State Laws Force Full Disclosure on Athletic Scholarships
Did you realize that athletic scholarships aren't four-year contracts between student-athletes and universities and that they can be revoked on an annual basis by the university? Did you know that student-athletes on scholarship end up paying thousands out-of-pocket for college expenses not covered by their scholarship?
That information often comes as a surprise to high school student-athletes trying to decide which college to attend.
Thanks to new legislation passed in California and Connecticut, student-athletes in those two states will have a much clearer sense of exactly what colleges are promising them in their athletic scholarships.
The Connecticut law, due to go into effect on July 1, requires all colleges and universities to display athletic-scholarship information on the front page of their official athletic website by Jan. 1, 2012. That information includes (but isn't limited to) the expected out-of-pocket expenses for student-athletes, details about the yearly renewal process for athletic scholarships, the institution's policy regarding oversigning, and explicit details about who's responsible for athletically related medical expenses.
Back in February, when the Connecticut legislation was still up for debate, Allen Sack, a professor at the University of New Haven, testified before legislators that student-athletes often don't know their rights when it comes to scholarships. (Sack is also president-elect of The Drake Group, a nonprofit organization that aims to "help faculty and staff defend academic integrity in the face of the burgeoning college sport industry.")
Sack noted that when he played football at the University of Notre Dame back in the 1960s, his scholarship ran for four years and could not be revoked as a result of injury or a decline in athletic performance.
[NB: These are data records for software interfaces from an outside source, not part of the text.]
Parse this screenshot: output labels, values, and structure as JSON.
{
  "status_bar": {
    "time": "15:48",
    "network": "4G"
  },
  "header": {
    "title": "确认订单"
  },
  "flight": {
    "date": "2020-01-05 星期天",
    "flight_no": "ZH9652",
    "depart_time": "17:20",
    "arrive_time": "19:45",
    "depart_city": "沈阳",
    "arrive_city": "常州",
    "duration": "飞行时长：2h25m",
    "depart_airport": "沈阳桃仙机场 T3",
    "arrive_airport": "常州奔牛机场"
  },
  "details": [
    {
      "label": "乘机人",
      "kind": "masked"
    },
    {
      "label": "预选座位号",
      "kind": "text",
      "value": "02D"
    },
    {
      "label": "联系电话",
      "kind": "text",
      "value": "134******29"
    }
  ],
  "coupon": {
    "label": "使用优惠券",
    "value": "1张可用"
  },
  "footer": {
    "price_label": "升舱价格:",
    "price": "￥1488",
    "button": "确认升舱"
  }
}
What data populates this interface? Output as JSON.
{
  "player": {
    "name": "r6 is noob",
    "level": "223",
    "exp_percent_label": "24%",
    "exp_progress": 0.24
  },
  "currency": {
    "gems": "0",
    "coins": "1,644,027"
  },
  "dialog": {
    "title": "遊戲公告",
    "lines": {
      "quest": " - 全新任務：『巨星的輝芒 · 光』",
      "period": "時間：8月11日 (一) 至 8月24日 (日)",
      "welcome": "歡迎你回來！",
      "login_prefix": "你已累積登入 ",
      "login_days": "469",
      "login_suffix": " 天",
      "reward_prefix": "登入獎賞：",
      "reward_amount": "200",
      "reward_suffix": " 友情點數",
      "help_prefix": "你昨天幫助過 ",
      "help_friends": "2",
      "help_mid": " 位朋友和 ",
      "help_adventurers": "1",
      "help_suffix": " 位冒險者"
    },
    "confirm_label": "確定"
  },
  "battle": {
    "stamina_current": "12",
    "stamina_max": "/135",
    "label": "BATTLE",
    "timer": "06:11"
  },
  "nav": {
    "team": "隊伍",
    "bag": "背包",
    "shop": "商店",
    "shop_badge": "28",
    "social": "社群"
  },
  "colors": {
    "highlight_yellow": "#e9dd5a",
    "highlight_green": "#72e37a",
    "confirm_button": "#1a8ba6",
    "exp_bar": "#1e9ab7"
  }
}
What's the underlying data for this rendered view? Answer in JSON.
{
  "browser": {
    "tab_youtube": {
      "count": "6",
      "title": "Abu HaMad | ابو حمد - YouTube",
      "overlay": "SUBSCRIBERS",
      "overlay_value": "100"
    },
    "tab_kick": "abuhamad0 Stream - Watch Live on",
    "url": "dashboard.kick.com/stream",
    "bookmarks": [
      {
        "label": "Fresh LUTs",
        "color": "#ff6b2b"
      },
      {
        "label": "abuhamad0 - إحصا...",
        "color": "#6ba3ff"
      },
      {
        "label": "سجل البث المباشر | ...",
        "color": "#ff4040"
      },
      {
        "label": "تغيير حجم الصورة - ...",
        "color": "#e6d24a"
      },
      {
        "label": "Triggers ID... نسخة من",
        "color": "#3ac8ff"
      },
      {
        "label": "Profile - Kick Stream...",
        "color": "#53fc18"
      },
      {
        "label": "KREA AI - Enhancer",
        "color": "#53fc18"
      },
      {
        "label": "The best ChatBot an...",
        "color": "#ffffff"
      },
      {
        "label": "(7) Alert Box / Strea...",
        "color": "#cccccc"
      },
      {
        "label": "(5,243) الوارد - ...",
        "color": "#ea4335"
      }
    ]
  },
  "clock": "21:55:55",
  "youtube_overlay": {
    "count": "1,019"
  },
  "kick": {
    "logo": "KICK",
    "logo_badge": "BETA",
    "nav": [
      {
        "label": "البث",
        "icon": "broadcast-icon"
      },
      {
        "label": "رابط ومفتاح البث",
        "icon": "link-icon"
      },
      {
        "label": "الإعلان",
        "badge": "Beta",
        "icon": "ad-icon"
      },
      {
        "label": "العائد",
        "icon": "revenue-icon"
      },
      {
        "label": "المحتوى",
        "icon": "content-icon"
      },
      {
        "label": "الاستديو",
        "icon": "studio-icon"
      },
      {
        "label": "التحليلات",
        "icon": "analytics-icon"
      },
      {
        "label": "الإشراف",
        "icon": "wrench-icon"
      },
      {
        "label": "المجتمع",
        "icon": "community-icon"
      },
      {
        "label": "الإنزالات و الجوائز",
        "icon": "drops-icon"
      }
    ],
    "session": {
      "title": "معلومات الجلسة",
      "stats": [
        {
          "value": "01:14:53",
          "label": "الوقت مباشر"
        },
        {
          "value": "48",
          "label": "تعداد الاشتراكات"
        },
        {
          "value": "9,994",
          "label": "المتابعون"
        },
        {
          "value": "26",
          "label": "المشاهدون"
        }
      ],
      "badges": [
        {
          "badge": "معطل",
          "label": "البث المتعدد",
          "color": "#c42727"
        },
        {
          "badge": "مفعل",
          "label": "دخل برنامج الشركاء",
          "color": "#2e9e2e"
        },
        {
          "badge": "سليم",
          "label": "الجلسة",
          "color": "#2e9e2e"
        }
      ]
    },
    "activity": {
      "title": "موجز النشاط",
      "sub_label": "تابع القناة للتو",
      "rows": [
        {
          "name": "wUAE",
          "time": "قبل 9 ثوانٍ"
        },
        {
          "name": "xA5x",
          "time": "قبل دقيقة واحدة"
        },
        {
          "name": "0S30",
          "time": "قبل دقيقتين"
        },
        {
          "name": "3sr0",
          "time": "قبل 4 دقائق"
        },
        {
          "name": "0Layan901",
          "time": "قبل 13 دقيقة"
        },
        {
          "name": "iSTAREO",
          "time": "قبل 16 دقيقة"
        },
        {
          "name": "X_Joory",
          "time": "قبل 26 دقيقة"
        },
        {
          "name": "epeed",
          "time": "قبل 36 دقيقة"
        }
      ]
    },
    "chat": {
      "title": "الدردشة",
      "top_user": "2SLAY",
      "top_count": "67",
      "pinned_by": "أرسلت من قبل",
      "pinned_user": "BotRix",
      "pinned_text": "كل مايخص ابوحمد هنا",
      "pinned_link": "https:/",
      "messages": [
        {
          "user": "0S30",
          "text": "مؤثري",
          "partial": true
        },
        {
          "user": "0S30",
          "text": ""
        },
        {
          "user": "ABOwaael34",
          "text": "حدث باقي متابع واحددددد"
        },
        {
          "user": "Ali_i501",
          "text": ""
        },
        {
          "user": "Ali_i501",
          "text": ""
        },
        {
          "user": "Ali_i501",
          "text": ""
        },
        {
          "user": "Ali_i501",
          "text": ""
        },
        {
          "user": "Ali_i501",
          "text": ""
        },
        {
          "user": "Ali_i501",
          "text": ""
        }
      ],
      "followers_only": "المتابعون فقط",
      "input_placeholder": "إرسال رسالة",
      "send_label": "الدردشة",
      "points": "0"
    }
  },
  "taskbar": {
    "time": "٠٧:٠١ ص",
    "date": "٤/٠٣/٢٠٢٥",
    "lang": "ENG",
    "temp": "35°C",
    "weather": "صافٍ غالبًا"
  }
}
However, the NCAA changed rules in 1973 by making scholarships renewable on a year-to-year basis, causing four-year scholarships to become a "thing of the past," Sack said.
Nowadays, on the NCAA's website, the organization explicitly states that athletic scholarships aren't guaranteed for four years. Schools must notify student-athletes by July 1 whether or not their athletic scholarships will be renewed for the next year.
The California legislation, signed into law by then-Gov. Arnold Schwarzenegger last September, bears strong resemblance to the recently passed Connecticut law. California requires any college or university that offers athletic scholarships to post specific information on its athletic website by Jan.1, 2012, about athletic scholarship issuance, renewal, release, and medical expenses.
"This legislation will assure good faith negotiations with prospective student-athletes and prevent recruiters and coaches from making promises which they cannot keep," said state Rep. Mike Davis, a co-author of the bill.
The Associated Press ran a story over the weekend about the new legislation in California and Connecticut, which led off with the experiences of James Jackson, a former football recruit at Ohio State. Jackson claims that former coach Jim Tressel asked him to transfer after last season—only two years into his college career—because "they had an oversigning issue" and "had to free up a few scholarships."
"My main goal coming out of high school was to get a degree from a Division I program," said Jackson, who now attends Wayne State, a Division II school in Michigan. "If I had known they wouldn't keep me in school for four to five years, no matter what, I would have gone somewhere else.
"I don't necessarily feel used, and maybe coach Tressel was right, maybe Ohio State wasn't right for me," he said. "But this would have helped me out by maybe knowing that before."
The AP notes that other states are considering similar legislation regarding full disclosure for athletic scholarships.